#### [Aim of the task]
Some lines below may hold the string "Fecha". Count them and give only the total.

[Working data — start]

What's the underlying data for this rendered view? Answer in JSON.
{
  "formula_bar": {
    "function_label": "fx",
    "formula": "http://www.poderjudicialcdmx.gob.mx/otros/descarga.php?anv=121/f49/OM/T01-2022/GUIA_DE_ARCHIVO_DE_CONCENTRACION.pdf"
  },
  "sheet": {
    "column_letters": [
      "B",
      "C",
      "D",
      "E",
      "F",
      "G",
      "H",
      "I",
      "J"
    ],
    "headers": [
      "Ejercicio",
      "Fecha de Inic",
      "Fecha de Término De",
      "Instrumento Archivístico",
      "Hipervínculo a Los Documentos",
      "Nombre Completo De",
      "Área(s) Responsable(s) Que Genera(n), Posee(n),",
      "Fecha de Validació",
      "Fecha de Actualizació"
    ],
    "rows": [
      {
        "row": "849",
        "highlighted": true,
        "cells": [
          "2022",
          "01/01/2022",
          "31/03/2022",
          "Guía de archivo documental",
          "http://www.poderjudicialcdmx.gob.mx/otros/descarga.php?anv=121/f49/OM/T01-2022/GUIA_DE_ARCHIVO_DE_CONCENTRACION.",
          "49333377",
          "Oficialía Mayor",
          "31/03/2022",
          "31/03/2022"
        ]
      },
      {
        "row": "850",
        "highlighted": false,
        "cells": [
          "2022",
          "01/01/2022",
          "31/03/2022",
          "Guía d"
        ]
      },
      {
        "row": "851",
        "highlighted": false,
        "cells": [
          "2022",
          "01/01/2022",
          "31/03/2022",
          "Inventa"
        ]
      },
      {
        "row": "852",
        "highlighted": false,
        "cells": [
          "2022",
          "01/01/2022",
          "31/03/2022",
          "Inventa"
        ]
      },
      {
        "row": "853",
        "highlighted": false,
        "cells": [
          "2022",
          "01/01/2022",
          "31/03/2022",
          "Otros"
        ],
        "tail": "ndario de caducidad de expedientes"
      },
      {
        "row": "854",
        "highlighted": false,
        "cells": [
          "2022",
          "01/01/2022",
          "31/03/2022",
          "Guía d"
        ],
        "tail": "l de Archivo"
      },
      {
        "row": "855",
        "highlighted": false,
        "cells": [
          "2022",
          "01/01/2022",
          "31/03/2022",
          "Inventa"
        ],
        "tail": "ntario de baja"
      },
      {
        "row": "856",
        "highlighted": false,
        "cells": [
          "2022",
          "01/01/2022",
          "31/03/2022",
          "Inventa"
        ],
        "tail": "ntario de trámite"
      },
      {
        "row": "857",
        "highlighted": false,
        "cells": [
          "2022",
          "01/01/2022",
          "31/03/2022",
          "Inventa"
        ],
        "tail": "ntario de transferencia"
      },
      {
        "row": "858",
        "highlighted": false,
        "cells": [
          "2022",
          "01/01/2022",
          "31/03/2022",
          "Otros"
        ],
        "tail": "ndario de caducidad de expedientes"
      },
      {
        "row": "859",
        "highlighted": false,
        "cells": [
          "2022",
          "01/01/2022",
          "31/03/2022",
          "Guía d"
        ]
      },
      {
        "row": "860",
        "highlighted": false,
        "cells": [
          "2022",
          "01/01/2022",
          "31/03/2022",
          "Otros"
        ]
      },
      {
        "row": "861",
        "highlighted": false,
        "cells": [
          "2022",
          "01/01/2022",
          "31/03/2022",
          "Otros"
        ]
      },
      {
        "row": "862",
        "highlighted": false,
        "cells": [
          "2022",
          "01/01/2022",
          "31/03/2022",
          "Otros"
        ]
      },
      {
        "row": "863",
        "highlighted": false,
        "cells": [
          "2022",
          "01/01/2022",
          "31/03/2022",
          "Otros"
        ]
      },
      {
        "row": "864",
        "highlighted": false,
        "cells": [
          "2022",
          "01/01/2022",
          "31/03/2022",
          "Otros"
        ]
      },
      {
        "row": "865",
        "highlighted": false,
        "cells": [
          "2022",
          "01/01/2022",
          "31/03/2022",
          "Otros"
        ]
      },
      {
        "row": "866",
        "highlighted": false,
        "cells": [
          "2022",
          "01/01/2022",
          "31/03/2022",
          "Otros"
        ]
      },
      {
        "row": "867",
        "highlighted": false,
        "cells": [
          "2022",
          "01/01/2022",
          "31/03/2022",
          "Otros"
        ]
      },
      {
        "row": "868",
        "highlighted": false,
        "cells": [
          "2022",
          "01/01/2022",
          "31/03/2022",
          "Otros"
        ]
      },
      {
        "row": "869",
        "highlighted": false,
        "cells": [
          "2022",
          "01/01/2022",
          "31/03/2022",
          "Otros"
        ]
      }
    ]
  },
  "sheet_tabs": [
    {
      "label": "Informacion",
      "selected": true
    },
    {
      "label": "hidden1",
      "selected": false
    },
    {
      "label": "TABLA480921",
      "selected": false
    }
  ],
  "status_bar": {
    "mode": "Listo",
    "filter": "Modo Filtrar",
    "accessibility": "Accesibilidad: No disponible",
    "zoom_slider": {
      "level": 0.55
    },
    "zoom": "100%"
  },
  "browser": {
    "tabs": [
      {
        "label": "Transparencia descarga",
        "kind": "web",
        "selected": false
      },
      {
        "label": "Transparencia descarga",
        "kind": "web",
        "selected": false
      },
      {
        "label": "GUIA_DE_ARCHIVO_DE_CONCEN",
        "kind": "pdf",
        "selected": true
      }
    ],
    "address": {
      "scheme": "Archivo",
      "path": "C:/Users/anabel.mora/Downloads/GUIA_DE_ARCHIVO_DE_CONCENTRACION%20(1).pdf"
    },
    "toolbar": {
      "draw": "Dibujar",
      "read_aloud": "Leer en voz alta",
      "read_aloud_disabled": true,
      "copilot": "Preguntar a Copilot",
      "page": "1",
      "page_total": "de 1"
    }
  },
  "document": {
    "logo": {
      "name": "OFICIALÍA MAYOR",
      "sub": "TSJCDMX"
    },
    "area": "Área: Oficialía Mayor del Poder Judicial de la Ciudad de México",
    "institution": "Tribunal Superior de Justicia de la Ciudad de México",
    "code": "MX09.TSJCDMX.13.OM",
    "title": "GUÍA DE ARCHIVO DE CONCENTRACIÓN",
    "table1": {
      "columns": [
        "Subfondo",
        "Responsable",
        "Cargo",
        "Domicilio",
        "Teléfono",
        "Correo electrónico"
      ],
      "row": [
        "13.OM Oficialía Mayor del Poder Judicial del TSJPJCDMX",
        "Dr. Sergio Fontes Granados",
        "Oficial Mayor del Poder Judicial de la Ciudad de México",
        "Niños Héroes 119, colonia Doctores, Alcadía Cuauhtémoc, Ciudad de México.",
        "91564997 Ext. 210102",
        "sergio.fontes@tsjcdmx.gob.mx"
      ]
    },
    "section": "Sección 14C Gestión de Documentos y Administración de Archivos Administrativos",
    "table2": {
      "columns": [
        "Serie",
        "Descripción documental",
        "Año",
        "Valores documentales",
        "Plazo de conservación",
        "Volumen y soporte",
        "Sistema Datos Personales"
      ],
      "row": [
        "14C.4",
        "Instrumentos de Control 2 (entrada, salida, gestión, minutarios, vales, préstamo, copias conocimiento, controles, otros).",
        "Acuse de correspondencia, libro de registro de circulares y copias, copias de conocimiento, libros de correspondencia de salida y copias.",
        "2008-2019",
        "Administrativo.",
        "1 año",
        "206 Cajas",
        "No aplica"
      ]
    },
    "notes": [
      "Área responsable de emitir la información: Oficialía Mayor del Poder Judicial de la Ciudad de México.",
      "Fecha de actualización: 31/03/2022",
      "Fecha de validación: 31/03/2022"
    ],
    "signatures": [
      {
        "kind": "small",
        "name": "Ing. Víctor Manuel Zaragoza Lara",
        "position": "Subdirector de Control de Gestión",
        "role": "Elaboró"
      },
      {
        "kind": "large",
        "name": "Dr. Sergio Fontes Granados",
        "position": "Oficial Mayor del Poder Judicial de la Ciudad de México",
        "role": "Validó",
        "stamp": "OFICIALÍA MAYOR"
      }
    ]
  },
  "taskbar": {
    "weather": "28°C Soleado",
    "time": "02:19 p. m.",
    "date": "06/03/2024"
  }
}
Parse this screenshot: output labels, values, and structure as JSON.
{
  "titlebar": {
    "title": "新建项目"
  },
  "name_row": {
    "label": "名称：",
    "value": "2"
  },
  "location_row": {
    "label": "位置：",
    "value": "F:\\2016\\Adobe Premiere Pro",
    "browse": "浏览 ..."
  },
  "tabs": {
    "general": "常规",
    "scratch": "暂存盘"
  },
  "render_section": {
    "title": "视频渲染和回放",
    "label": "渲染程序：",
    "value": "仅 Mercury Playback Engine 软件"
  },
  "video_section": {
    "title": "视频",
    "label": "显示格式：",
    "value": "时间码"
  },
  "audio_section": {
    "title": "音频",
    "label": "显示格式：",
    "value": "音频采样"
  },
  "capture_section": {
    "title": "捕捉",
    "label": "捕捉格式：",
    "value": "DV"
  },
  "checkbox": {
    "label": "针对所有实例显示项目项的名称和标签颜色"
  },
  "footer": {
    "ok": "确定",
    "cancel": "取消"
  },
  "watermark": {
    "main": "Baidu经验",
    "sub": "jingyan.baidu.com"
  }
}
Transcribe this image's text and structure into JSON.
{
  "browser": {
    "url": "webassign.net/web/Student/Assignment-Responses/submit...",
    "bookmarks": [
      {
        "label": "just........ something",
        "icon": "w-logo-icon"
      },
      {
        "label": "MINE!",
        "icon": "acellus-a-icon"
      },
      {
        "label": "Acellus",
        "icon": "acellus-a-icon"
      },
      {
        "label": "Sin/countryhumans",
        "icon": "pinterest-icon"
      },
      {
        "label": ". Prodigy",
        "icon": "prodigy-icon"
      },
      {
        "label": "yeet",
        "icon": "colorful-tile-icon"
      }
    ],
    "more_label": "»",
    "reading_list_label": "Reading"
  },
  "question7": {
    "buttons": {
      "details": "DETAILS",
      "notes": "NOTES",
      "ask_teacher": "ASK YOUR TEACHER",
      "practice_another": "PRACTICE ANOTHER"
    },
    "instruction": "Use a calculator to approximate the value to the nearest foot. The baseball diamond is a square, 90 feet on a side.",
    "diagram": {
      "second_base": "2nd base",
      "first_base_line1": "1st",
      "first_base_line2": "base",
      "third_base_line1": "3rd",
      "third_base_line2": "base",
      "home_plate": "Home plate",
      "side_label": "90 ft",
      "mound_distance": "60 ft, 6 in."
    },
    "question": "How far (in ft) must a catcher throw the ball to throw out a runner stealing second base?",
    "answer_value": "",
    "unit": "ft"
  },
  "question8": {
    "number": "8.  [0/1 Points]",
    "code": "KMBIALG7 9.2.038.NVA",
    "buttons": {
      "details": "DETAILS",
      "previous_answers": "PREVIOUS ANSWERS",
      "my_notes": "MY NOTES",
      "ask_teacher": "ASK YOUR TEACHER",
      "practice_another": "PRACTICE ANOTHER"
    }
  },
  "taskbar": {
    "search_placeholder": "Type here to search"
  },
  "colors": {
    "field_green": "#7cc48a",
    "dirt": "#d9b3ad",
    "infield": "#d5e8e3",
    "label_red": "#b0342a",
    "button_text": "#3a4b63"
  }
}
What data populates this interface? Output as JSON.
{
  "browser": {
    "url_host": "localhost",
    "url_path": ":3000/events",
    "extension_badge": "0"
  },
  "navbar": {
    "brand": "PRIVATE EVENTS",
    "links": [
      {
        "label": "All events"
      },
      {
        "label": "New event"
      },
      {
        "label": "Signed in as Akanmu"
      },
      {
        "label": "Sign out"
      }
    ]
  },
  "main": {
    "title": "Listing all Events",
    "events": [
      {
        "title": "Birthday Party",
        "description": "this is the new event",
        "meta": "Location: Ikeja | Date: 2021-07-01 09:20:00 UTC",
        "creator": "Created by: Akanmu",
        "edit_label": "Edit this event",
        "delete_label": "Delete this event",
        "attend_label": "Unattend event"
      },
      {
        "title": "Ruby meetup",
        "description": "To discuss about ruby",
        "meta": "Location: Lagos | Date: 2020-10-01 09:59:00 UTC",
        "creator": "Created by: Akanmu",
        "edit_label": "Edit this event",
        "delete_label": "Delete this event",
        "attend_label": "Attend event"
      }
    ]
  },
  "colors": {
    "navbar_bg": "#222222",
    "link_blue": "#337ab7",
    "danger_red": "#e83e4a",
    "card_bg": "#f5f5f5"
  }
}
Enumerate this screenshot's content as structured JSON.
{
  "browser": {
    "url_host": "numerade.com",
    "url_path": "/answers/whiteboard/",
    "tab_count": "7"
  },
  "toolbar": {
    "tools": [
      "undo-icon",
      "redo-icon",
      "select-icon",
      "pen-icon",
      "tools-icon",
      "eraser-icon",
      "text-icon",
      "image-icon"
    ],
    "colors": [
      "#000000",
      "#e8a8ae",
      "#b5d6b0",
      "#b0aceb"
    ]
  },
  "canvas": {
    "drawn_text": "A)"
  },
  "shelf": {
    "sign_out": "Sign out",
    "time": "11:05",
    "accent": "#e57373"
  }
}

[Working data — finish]

#### [Result]
6